Prognostic Value of Pretreatment Pathological Tumor Extent in Patients Treated With Neoadjuvant Chemoradiotherapy Plus Surgery for Esophageal or Junctional Cancer

    loading  Checking for direct PDF access through Ovid

Abstract

Objective:

We aimed to determine pretreatment pathological tumor extent in the resection specimen after neoadjuvant chemoradiotherapy (nCRT) and to assess its prognostic value in patients with esophageal cancer.

Methods:

Patients with esophageal cancer, treated with nCRT plus surgery were included (2003–2011). Pretreatment pathological T-stage (prepT-stage) and N-stage (prepN-stage) were estimated based on the extent of regressional changes and residual tumor cells in the resection specimen. Interobserver agreement was determined between 3 pathologists. The prognostic performance of prepT-stage and prepN-stage was scored using the difference in Akaike information criterion (ΔAIC). PrepN-stage and posttreatment pathological N-stage (ypN-stage) were combined to determine the effect of nodal sterilization on prognosis.

Results:

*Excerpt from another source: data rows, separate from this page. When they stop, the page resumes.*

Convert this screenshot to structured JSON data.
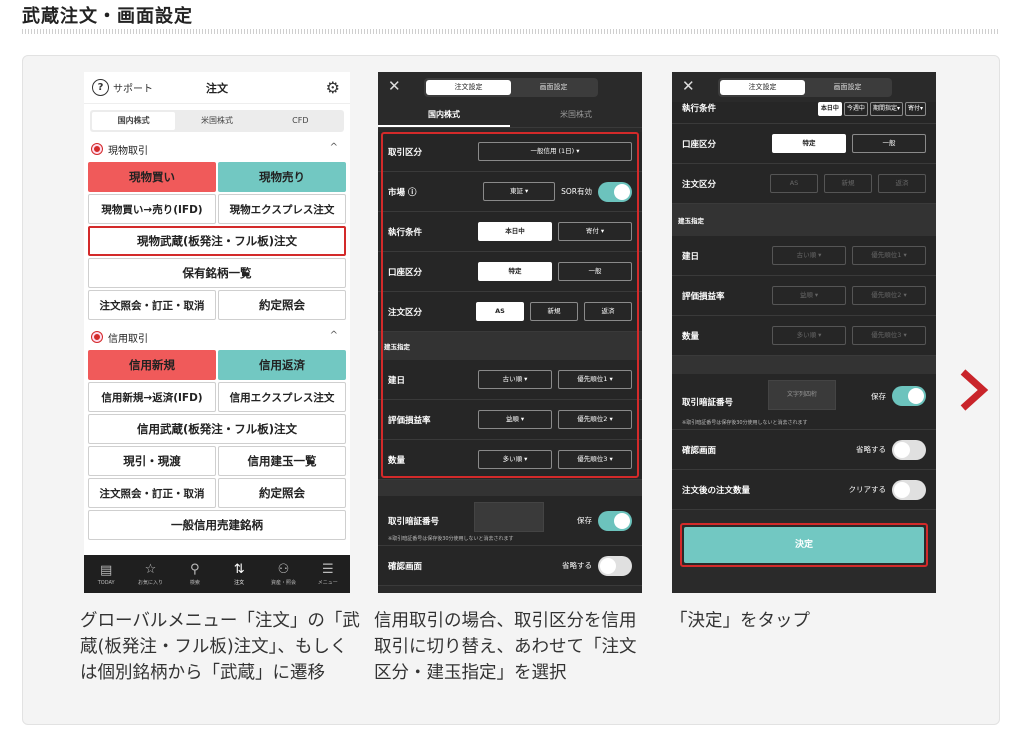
{
  "page_title": "武蔵注文・画面設定",
  "phone1": {
    "support_icon_text": "?",
    "support": "サポート",
    "title": "注文",
    "tabs": [
      "国内株式",
      "米国株式",
      "CFD"
    ],
    "section_cash": "現物取引",
    "cash_buttons": {
      "buy": "現物買い",
      "sell": "現物売り",
      "ifd": "現物買い→売り(IFD)",
      "express": "現物エクスプレス注文",
      "musashi": "現物武蔵(板発注・フル板)注文",
      "holdings": "保有銘柄一覧",
      "inquiry": "注文照会・訂正・取消",
      "execution": "約定照会"
    },
    "section_margin": "信用取引",
    "margin_buttons": {
      "new": "信用新規",
      "repay": "信用返済",
      "ifd": "信用新規→返済(IFD)",
      "express": "信用エクスプレス注文",
      "musashi": "信用武蔵(板発注・フル板)注文",
      "genbiki": "現引・現渡",
      "positions": "信用建玉一覧",
      "inquiry": "注文照会・訂正・取消",
      "execution": "約定照会",
      "short": "一般信用売建銘柄"
    },
    "tabbar": [
      "TODAY",
      "お気に入り",
      "検索",
      "注文",
      "資産・照会",
      "メニュー"
    ]
  },
  "phone2": {
    "pill": [
      "注文設定",
      "画面設定"
    ],
    "subtabs": [
      "国内株式",
      "米国株式"
    ],
    "torihiki_kubun": {
      "label": "取引区分",
      "value": "一般信用 (1日)"
    },
    "market": {
      "label": "市場",
      "value": "東証",
      "sor": "SOR有効"
    },
    "shikko": {
      "label": "執行条件",
      "opt1": "本日中",
      "opt2": "寄付"
    },
    "koza": {
      "label": "口座区分",
      "opt1": "特定",
      "opt2": "一般"
    },
    "chumon_kubun": {
      "label": "注文区分",
      "opt1": "AS",
      "opt2": "新規",
      "opt3": "返済"
    },
    "tategyoku": "建玉指定",
    "tatebi": {
      "label": "建日",
      "order": "古い順",
      "prio": "優先順位1"
    },
    "hyoka": {
      "label": "評価損益率",
      "order": "益順",
      "prio": "優先順位2"
    },
    "suryo": {
      "label": "数量",
      "order": "多い順",
      "prio": "優先順位3"
    },
    "pin": {
      "label": "取引暗証番号",
      "save": "保存",
      "note": "※取引暗証番号は保存後30分使用しないと消去されます"
    },
    "confirm": {
      "label": "確認画面",
      "value": "省略する"
    }
  },
  "phone3": {
    "pill": [
      "注文設定",
      "画面設定"
    ],
    "shikko": {
      "label": "執行条件",
      "opts": [
        "本日中",
        "今週中",
        "期間指定",
        "寄付"
      ]
    },
    "koza": {
      "label": "口座区分",
      "opt1": "特定",
      "opt2": "一般"
    },
    "chumon_kubun": {
      "label": "注文区分",
      "opt1": "AS",
      "opt2": "新規",
      "opt3": "返済"
    },
    "tategyoku": "建玉指定",
    "tatebi": {
      "label": "建日",
      "order": "古い順",
      "prio": "優先順位1"
    },
    "hyoka": {
      "label": "評価損益率",
      "order": "益順",
      "prio": "優先順位2"
    },
    "suryo": {
      "label": "数量",
      "order": "多い順",
      "prio": "優先順位3"
    },
    "pin": {
      "label": "取引暗証番号",
      "placeholder": "文字列四桁",
      "save": "保存",
      "note": "※取引暗証番号は保存後30分使用しないと消去されます"
    },
    "confirm": {
      "label": "確認画面",
      "value": "省略する"
    },
    "qty": {
      "label": "注文後の注文数量",
      "value": "クリアする"
    },
    "decide": "決定"
  },
  "captions": {
    "c1": "グローバルメニュー「注文」の「武蔵(板発注・フル板)注文」、もしくは個別銘柄から「武蔵」に遷移",
    "c2": "信用取引の場合、取引区分を信用取引に切り替え、あわせて「注文区分・建玉指定」を選択",
    "c3": "「決定」をタップ"
  },
  "colors": {
    "accent_teal": "#72c8c2",
    "buy_red": "#f05a5a",
    "highlight_red": "#d32a2a",
    "dark_bg": "#2a2a2a"
  }
}
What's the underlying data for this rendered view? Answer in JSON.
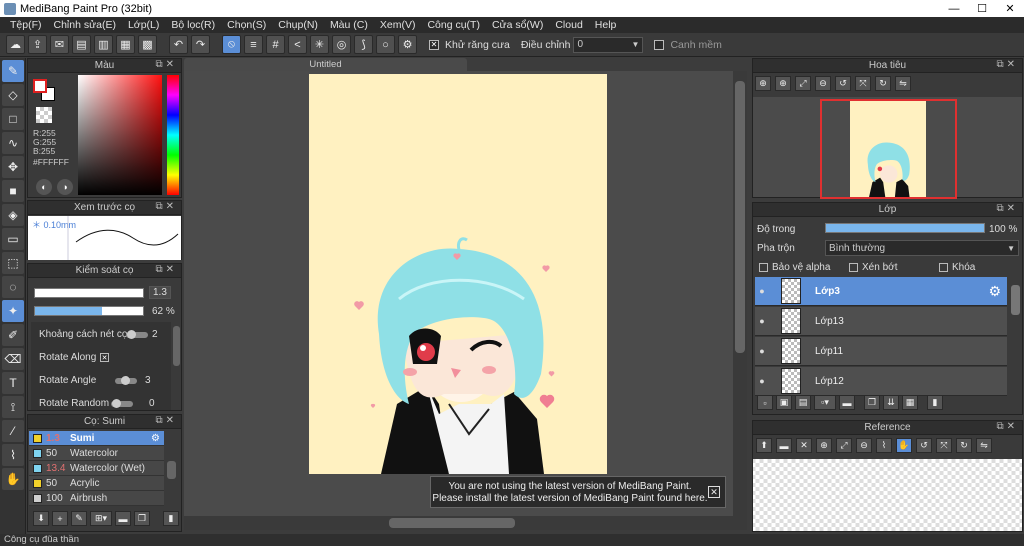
{
  "window": {
    "title": "MediBang Paint Pro (32bit)",
    "minimize": "—",
    "maximize": "☐",
    "close": "✕"
  },
  "menu": [
    "Tệp(F)",
    "Chỉnh sửa(E)",
    "Lớp(L)",
    "Bộ lọc(R)",
    "Chọn(S)",
    "Chụp(N)",
    "Màu (C)",
    "Xem(V)",
    "Công cụ(T)",
    "Cửa sổ(W)",
    "Cloud",
    "Help"
  ],
  "toolbar": {
    "antialias_label": "Khử răng cưa",
    "antialias_checked": "✕",
    "correction_label": "Điều chỉnh",
    "correction_value": "0",
    "smooth_label": "Canh mềm"
  },
  "color_panel": {
    "title": "Màu",
    "r": "R:255",
    "g": "G:255",
    "b": "B:255",
    "hex": "#FFFFFF",
    "foreground": "#ffffff",
    "background": "#ffffff"
  },
  "preview_panel": {
    "title": "Xem trước cọ",
    "size": "0.10mm"
  },
  "brush_control": {
    "title": "Kiểm soát cọ",
    "size_value": "1.3",
    "opacity_value": "62 %",
    "opacity_fraction": 0.62,
    "spacing_label": "Khoảng cách nét cọ",
    "spacing_value": "2",
    "rotate_along_label": "Rotate Along",
    "rotate_along_checked": "✕",
    "rotate_angle_label": "Rotate Angle",
    "rotate_angle_value": "3",
    "rotate_random_label": "Rotate Random",
    "rotate_random_value": "0"
  },
  "brush_list": {
    "title": "Cọ: Sumi",
    "items": [
      {
        "size": "1.3",
        "name": "Sumi",
        "color": "#f2d12a",
        "selected": true,
        "red": true
      },
      {
        "size": "50",
        "name": "Watercolor",
        "color": "#7fd4f0",
        "selected": false,
        "red": false
      },
      {
        "size": "13.4",
        "name": "Watercolor (Wet)",
        "color": "#7fd4f0",
        "selected": false,
        "red": true
      },
      {
        "size": "50",
        "name": "Acrylic",
        "color": "#f2d12a",
        "selected": false,
        "red": false
      },
      {
        "size": "100",
        "name": "Airbrush",
        "color": "#d0d0d0",
        "selected": false,
        "red": false
      }
    ]
  },
  "document": {
    "tab_title": "Untitled"
  },
  "notice": {
    "line1": "You are not using the latest version of MediBang Paint.",
    "line2": "Please install the latest version of MediBang Paint found here.",
    "close": "✕"
  },
  "navigator": {
    "title": "Hoa tiêu"
  },
  "layers": {
    "title": "Lớp",
    "opacity_label": "Độ trong",
    "opacity_value": "100 %",
    "opacity_fraction": 1.0,
    "blend_label": "Pha trộn",
    "blend_value": "Bình thường",
    "protect_alpha": "Bảo vệ alpha",
    "clipping": "Xén bớt",
    "lock": "Khóa",
    "items": [
      {
        "name": "Lớp3",
        "selected": true
      },
      {
        "name": "Lớp13",
        "selected": false
      },
      {
        "name": "Lớp11",
        "selected": false
      },
      {
        "name": "Lớp12",
        "selected": false
      }
    ]
  },
  "reference": {
    "title": "Reference"
  },
  "status": {
    "text": "Công cụ đũa thần"
  }
}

Overall concordance for prepT-stage and prepN-stage was 0.69 and 0.84, respectively. Prognostic strength of prepT-stage was similar to clinical T-stage and worse compared with ypT-stage (ΔAIC 1.3 versus 2.0 and 8.9, respectively). In contrast, prognostic strength of prepN-stage was better than cN-stage and similar to ypN-stage (ΔAIC 17.9 versus 6.2 and 17.2, respectively). PrepN+ patients who become ypN0 after nCRT have a worse survival compared with prepN0 patients, with a five year overall survival of 51% versus 68%, P = 0.019, respectively.

Conclusions:

PrepT-stage and prepN-stage can be estimated reproducibly. Prognostic strength of prepT-stage is comparable with clinical T-stage, whereas prepN-stage is better than cN-stage. PrepN+ patients who become ypN0 after nCRT have a worse survival compared with prepN0 patients. Pretreatment pathological staging should be considered useful as a new staging parameter for esophageal cancer and could also be of interest for other tumor types.

Related Topics

    loading  Loading Related Articles